Many believe that the main event superfight was simply stopped too early. Dillashaw, who remains the UFC’s 135-pound king, was still trying to grab a hold of Cejudo’s leg when referee Kevin MacDonald stepped in for the quick stoppage. It wasn’t the greatest of outcomes for a fight of that magnitude and one that Dillashaw believes was stolen from.

Even UFC president Dana White called it a “horrible stoppage.”

Unfortunately for MacDonald, former referee and current Bellator MMA color commentator John McCarthy is siding with the majority of the combat community. In a recent interview with MMA Fighting (shown above), McCarthy discussed the Cejudo vs. Dillashaw superfight and what he would have done in MacDonald’s situation.

“When you say ‘good stoppage, bad stoppage,’ I’m not into saying what’s good or bad,” McCarthy said of the Cejudo vs. Dillashaw stoppage. “Kevin made a decision. It’s his decision, he’s the one that’s got to live with his decision, along with TJ and the UFC themselves.

“If you’re going to ask me, there’s things that I want a referee to think about,” he continued. “If you’re going to ask me would I have stopped it at that point, no. I wouldn’t have stopped it at that point. This is the reason why: this is not a fight between two guys who are just brought together like ‘oh we’re going to match this fight up,’ whatever fight it is. It’s not, you know, Fighter A against Fighter B. This is a fight where both guys have earned the right to be in the position. They’ve both created a background that’s put them in the position of being champions, and now these are champions going after each other — one to save his entire weight class basically, the other to prove ‘those guys are not as good as me.’
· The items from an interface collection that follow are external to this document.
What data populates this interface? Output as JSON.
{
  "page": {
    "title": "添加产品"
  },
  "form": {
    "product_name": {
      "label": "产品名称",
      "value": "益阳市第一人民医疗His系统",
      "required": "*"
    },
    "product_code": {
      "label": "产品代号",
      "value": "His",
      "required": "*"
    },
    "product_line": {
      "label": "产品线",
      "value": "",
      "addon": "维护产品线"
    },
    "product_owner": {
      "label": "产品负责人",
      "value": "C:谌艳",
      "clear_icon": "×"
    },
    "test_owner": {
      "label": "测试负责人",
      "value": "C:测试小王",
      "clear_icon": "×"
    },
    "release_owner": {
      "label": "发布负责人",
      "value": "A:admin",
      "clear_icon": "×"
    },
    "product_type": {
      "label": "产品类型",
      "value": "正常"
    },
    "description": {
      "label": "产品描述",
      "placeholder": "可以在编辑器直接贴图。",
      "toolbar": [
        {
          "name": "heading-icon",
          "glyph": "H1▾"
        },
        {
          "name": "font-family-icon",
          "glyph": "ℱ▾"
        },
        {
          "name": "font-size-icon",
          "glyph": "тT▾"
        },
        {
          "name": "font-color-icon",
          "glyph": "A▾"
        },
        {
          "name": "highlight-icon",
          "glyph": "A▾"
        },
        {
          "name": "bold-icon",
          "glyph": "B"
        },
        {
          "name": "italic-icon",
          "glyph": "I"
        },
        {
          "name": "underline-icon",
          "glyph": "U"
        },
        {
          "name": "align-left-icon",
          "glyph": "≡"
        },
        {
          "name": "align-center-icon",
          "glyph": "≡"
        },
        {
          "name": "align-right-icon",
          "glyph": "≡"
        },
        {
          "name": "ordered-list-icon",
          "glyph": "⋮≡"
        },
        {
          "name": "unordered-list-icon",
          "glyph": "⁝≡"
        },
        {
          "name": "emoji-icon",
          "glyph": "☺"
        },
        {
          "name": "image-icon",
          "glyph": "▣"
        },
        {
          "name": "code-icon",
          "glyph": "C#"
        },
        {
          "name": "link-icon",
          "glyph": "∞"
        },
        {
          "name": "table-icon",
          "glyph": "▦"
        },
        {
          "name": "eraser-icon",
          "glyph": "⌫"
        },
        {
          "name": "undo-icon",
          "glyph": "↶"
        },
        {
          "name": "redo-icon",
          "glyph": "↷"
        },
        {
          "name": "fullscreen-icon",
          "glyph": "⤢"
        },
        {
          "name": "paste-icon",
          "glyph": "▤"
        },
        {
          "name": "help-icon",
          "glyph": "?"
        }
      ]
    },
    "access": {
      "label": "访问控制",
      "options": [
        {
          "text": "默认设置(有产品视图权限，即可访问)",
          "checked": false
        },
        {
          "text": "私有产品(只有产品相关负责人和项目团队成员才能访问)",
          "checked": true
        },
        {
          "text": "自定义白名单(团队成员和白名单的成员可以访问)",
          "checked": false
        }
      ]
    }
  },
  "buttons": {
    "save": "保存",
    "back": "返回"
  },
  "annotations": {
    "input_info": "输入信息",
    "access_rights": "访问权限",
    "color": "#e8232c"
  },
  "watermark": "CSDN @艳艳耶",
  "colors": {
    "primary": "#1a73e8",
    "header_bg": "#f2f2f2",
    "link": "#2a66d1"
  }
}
“You look what happens. That fight is a young fight. It’s 25 seconds [in]. When Henry hits TJ with a shot, it hurts him, now doubt about it. It puts him down. When you’re a referee you’ve got to understand certain things. What you’ve got to understand is, I’ve got two guys who are champions. Not all fights are the same. You’re going hear a lot of referees go ‘you referee every fight the same,’ but I’m going to tell you, that’s a referee that has no clue what they’re doing.

“TJ, you see, reaching, he’s got the leg [after he was dropped]. He’s trying to collect himself and you’ve got to give him that opportunity, because again, he’s got a full tank of gas. He hasn’t received damage over a couple of rounds. It wasn’t like he was exhausted. Those are elements you factor in when you decide if you’re going to stop a fight or not.”

While MacDonald jumped in to prolong any unnecessary damage to Dillashaw, an argument can be made that a fight pitting champion vs. champion should be allowed to last a little longer than usual contests. There’s certainly no compromise when it comes to fighter safety, but Dillashaw wasn’t out by any stretch of the imagination and has recovered from situations like that in the past.

Dillashaw has already lobbied for a rematch but we don’t know if UFC is up for the task. If they’d like to kill the flyweight division as a whole and push Cejudo into a rematch with Dillashaw at 135 pounds that’s certainly a good alternative.

Until then, fight fans are left to speculate what could have been if MacDonald gave Dillashaw a few more seconds to flip the script.